#### [What the exercise asks]
Wherever the word "Custom" appears in a line of the data, that line should be copied.

#### [Recorded information]
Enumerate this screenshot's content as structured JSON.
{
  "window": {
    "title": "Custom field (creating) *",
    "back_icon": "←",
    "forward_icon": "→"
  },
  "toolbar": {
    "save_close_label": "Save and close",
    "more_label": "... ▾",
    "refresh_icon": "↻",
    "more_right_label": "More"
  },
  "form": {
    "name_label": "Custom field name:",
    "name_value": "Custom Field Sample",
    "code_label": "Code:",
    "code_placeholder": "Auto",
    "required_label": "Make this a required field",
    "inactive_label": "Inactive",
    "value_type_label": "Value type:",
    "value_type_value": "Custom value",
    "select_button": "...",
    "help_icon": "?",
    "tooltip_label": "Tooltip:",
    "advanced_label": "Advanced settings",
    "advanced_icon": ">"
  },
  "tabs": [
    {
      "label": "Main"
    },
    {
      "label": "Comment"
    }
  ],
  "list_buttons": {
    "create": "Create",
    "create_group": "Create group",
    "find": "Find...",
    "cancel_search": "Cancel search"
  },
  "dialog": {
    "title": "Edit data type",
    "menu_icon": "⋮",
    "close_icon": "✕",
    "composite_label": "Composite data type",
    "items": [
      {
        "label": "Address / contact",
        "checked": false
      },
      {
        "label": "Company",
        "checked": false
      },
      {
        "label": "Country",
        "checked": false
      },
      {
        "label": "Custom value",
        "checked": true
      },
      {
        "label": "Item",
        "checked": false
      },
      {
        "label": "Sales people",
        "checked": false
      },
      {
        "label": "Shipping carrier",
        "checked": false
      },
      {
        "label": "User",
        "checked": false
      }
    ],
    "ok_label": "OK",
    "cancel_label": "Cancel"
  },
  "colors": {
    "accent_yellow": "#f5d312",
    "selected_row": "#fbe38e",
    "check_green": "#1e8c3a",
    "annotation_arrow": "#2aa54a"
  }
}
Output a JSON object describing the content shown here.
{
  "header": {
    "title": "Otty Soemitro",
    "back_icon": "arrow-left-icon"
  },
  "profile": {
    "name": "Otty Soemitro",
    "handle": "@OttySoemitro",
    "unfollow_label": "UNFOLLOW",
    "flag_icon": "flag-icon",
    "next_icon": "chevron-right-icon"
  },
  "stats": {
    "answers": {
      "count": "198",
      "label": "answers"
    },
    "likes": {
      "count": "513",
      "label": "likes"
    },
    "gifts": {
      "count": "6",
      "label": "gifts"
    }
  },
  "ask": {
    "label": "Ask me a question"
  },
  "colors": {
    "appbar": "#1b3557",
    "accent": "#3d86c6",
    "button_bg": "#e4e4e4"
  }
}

#### [Finished exercise]
    "title": "Custom field (creating) *",
    "name_label": "Custom field name:",
    "name_value": "Custom Field Sample",
    "value_type_value": "Custom value",
        "label": "Custom value",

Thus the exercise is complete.